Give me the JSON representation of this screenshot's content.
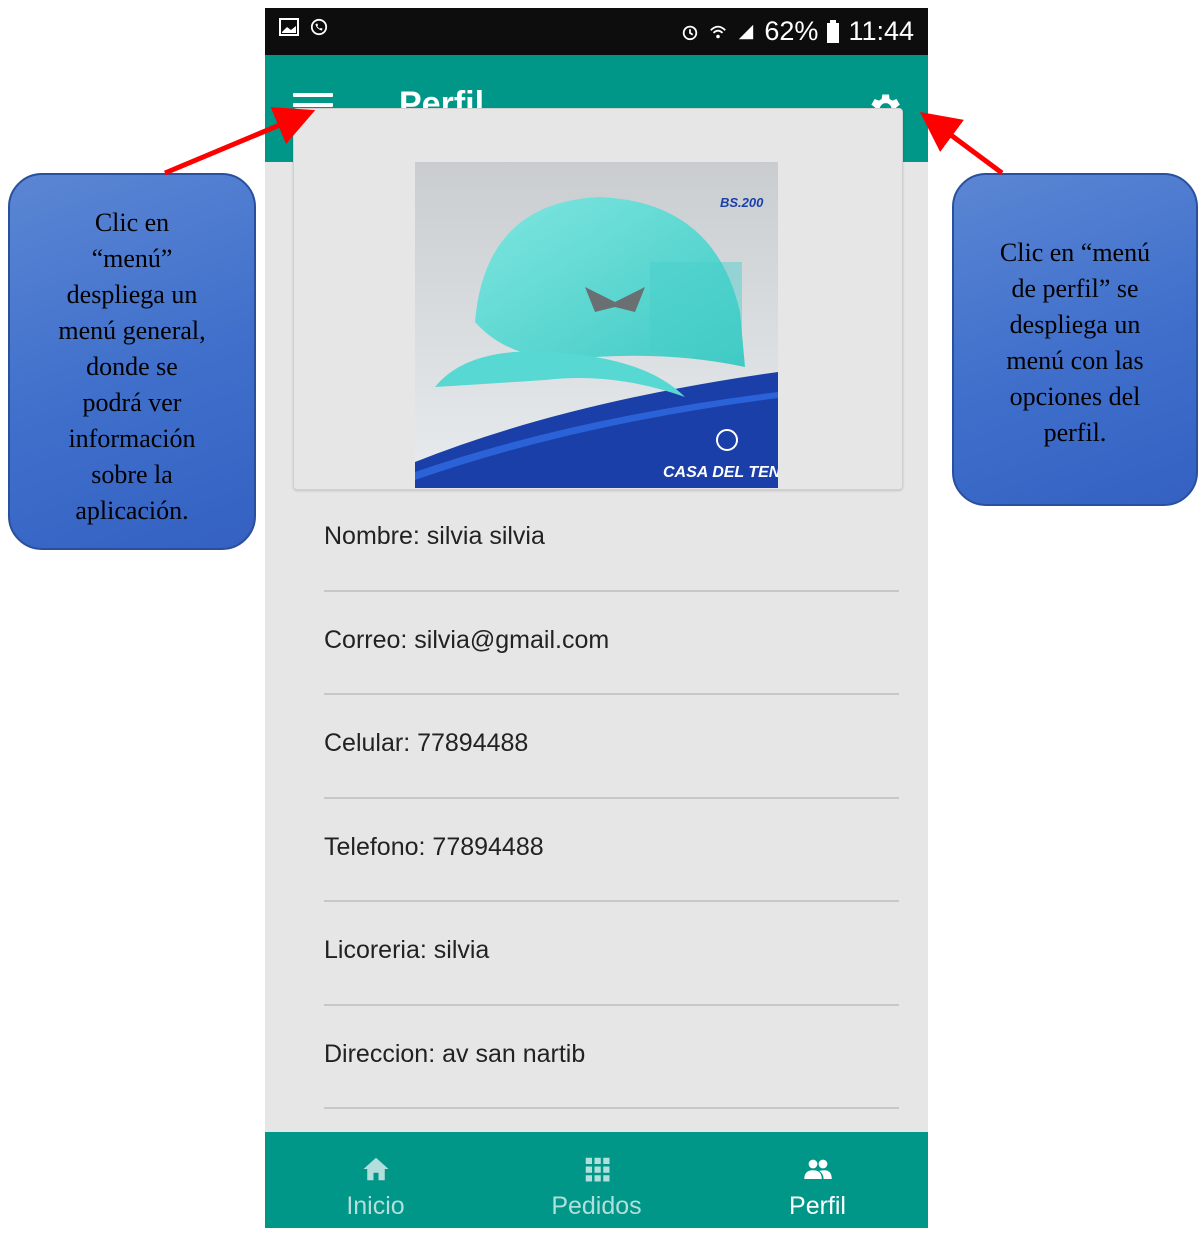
{
  "statusbar": {
    "battery": "62%",
    "time": "11:44"
  },
  "appbar": {
    "title": "Perfil"
  },
  "product": {
    "price": "BS.200",
    "brand": "CASA DEL TENIS"
  },
  "profile_fields": [
    "Nombre: silvia silvia",
    "Correo: silvia@gmail.com",
    "Celular: 77894488",
    "Telefono: 77894488",
    "Licoreria: silvia",
    "Direccion: av san nartib"
  ],
  "bottom_nav": [
    {
      "label": "Inicio",
      "icon": "home-icon",
      "active": false
    },
    {
      "label": "Pedidos",
      "icon": "grid-icon",
      "active": false
    },
    {
      "label": "Perfil",
      "icon": "people-icon",
      "active": true
    }
  ],
  "callouts": {
    "left": [
      "Clic en",
      "“menú”",
      "despliega un",
      "menú general,",
      "donde se",
      "podrá ver",
      "información",
      "sobre la",
      "aplicación."
    ],
    "right": [
      "Clic en “menú",
      "de perfil” se",
      "despliega un",
      "menú con las",
      "opciones del",
      "perfil."
    ]
  },
  "colors": {
    "appbar": "#009688",
    "statusbar": "#0d0d0d",
    "background": "#e6e6e6",
    "callout": "#4472c4",
    "arrow": "#ff0000"
  }
}
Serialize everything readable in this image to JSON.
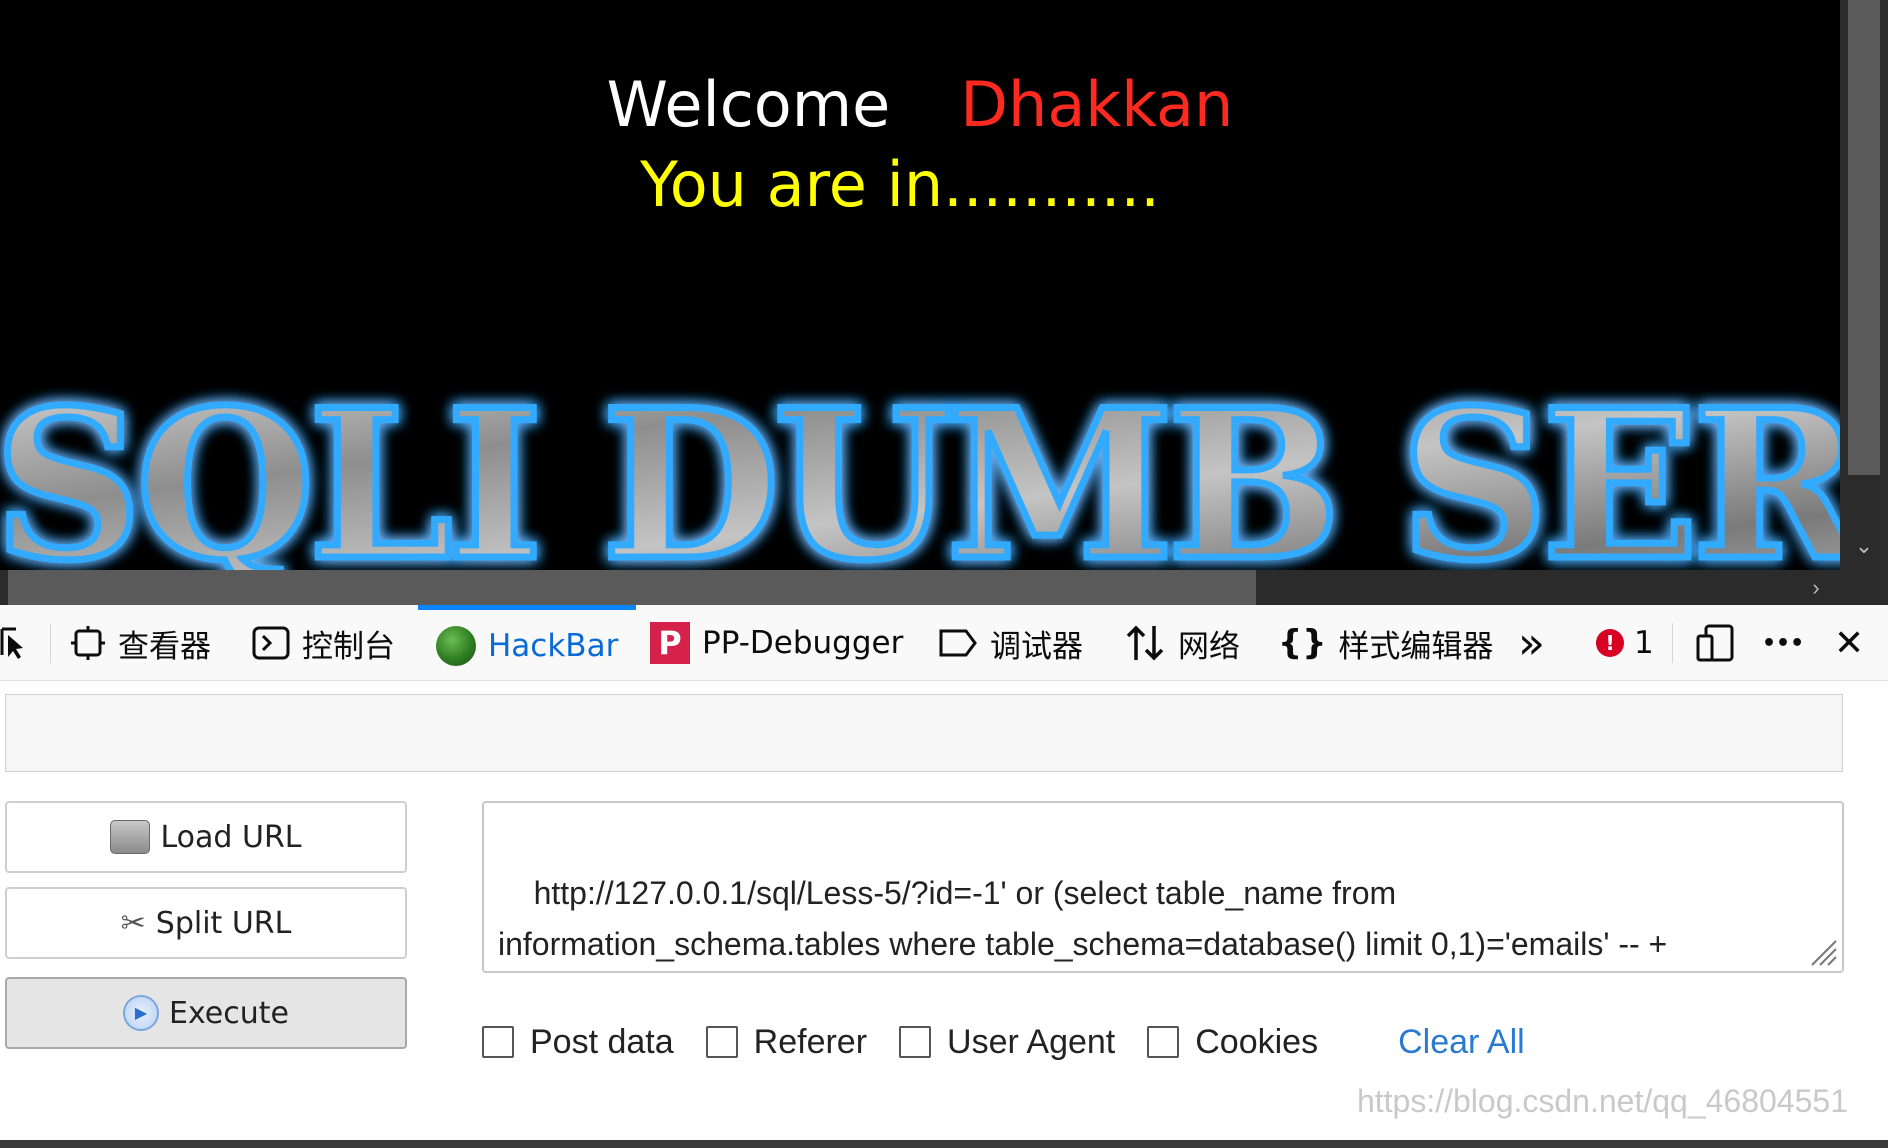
{
  "page": {
    "welcome_word": "Welcome",
    "user_name": "Dhakkan",
    "status": "You are in...........",
    "banner_text": "SQLI DUMB SER"
  },
  "devtools": {
    "tabs": [
      {
        "label": "",
        "icon": "element-picker-icon"
      },
      {
        "label": "查看器",
        "icon": "inspector-icon"
      },
      {
        "label": "控制台",
        "icon": "console-icon"
      },
      {
        "label": "HackBar",
        "icon": "hackbar-icon",
        "active": true
      },
      {
        "label": "PP-Debugger",
        "icon": "pp-debugger-icon"
      },
      {
        "label": "调试器",
        "icon": "debugger-icon"
      },
      {
        "label": "网络",
        "icon": "network-icon"
      },
      {
        "label": "样式编辑器",
        "icon": "style-editor-icon"
      }
    ],
    "overflow_glyph": "»",
    "error_count": "1",
    "close_glyph": "✕",
    "more_glyph": "•••"
  },
  "hackbar": {
    "load_url": "Load URL",
    "split_url": "Split URL",
    "execute": "Execute",
    "url_value": "http://127.0.0.1/sql/Less-5/?id=-1' or (select table_name from\ninformation_schema.tables where table_schema=database() limit 0,1)='emails' -- +",
    "options": [
      "Post data",
      "Referer",
      "User Agent",
      "Cookies"
    ],
    "clear_all": "Clear All"
  },
  "watermark": "https://blog.csdn.net/qq_46804551",
  "colors": {
    "welcome": "#ffffff",
    "user_name": "#ff2a1f",
    "status": "#ffff00",
    "banner_glow": "#1e9bff",
    "active_tab": "#0a84ff",
    "link": "#2a7ad2"
  }
}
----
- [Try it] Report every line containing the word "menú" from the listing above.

- [Result]
      "“menú”",
      "menú general,",
      "Clic en “menú",
      "menú con las",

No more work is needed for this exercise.